### EXERCISE PROMPT
Would you write the data out once more, exactly as it is?

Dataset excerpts
►
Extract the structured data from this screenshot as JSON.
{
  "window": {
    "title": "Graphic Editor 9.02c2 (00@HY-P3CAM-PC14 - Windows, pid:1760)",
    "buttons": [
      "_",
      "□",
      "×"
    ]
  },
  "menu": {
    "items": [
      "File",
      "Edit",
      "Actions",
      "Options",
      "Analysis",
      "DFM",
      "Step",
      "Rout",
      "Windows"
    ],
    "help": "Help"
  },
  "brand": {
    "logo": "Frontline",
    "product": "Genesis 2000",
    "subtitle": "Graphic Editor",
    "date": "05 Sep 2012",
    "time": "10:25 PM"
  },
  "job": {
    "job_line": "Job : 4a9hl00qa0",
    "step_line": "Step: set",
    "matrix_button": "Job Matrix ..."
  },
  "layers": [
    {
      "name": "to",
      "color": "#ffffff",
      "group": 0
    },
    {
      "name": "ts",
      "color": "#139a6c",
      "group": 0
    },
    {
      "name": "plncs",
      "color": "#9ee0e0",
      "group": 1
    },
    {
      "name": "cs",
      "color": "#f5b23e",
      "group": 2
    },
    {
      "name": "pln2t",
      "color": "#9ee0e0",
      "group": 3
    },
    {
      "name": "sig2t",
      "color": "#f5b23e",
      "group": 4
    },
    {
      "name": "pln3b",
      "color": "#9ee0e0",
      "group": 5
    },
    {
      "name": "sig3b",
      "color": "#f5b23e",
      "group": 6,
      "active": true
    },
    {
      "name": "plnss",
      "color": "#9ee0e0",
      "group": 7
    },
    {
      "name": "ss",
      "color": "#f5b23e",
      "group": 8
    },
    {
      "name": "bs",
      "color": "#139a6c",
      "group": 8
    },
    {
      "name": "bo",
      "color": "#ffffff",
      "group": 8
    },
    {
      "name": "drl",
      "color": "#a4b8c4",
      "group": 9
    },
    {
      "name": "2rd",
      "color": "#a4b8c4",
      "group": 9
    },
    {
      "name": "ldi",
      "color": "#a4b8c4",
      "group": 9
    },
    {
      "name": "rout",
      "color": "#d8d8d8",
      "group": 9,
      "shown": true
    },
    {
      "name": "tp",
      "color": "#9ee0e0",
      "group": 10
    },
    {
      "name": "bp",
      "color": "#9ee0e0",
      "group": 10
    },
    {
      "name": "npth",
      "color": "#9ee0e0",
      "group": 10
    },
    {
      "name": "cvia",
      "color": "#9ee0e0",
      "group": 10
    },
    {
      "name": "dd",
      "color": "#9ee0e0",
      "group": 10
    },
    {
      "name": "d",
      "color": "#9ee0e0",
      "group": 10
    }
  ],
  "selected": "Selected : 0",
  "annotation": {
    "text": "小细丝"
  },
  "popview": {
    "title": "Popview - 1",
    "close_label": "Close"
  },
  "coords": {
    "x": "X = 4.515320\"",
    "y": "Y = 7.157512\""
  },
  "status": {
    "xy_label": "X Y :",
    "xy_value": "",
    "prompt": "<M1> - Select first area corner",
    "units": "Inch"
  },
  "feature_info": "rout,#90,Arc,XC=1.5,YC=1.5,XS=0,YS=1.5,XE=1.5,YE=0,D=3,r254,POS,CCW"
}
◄
### TASK SOLUTION
Extract the structured data from this screenshot as JSON.
{
  "window": {
    "title": "Graphic Editor 9.02c2 (00@HY-P3CAM-PC14 - Windows, pid:1760)",
    "buttons": [
      "_",
      "□",
      "×"
    ]
  },
  "menu": {
    "items": [
      "File",
      "Edit",
      "Actions",
      "Options",
      "Analysis",
      "DFM",
      "Step",
      "Rout",
      "Windows"
    ],
    "help": "Help"
  },
  "brand": {
    "logo": "Frontline",
    "product": "Genesis 2000",
    "subtitle": "Graphic Editor",
    "date": "05 Sep 2012",
    "time": "10:25 PM"
  },
  "job": {
    "job_line": "Job : 4a9hl00qa0",
    "step_line": "Step: set",
    "matrix_button": "Job Matrix ..."
  },
  "layers": [
    {
      "name": "to",
      "color": "#ffffff",
      "group": 0
    },
    {
      "name": "ts",
      "color": "#139a6c",
      "group": 0
    },
    {
      "name": "plncs",
      "color": "#9ee0e0",
      "group": 1
    },
    {
      "name": "cs",
      "color": "#f5b23e",
      "group": 2
    },
    {
      "name": "pln2t",
      "color": "#9ee0e0",
      "group": 3
    },
    {
      "name": "sig2t",
      "color": "#f5b23e",
      "group": 4
    },
    {
      "name": "pln3b",
      "color": "#9ee0e0",
      "group": 5
    },
    {
      "name": "sig3b",
      "color": "#f5b23e",
      "group": 6,
      "active": true
    },
    {
      "name": "plnss",
      "color": "#9ee0e0",
      "group": 7
    },
    {
      "name": "ss",
      "color": "#f5b23e",
      "group": 8
    },
    {
      "name": "bs",
      "color": "#139a6c",
      "group": 8
    },
    {
      "name": "bo",
      "color": "#ffffff",
      "group": 8
    },
    {
      "name": "drl",
      "color": "#a4b8c4",
      "group": 9
    },
    {
      "name": "2rd",
      "color": "#a4b8c4",
      "group": 9
    },
    {
      "name": "ldi",
      "color": "#a4b8c4",
      "group": 9
    },
    {
      "name": "rout",
      "color": "#d8d8d8",
      "group": 9,
      "shown": true
    },
    {
      "name": "tp",
      "color": "#9ee0e0",
      "group": 10
    },
    {
      "name": "bp",
      "color": "#9ee0e0",
      "group": 10
    },
    {
      "name": "npth",
      "color": "#9ee0e0",
      "group": 10
    },
    {
      "name": "cvia",
      "color": "#9ee0e0",
      "group": 10
    },
    {
      "name": "dd",
      "color": "#9ee0e0",
      "group": 10
    },
    {
      "name": "d",
      "color": "#9ee0e0",
      "group": 10
    }
  ],
  "selected": "Selected : 0",
  "annotation": {
    "text": "小细丝"
  },
  "popview": {
    "title": "Popview - 1",
    "close_label": "Close"
  },
  "coords": {
    "x": "X = 4.515320\"",
    "y": "Y = 7.157512\""
  },
  "status": {
    "xy_label": "X Y :",
    "xy_value": "",
    "prompt": "<M1> - Select first area corner",
    "units": "Inch"
  },
  "feature_info": "rout,#90,Arc,XC=1.5,YC=1.5,XS=0,YS=1.5,XE=1.5,YE=0,D=3,r254,POS,CCW"
}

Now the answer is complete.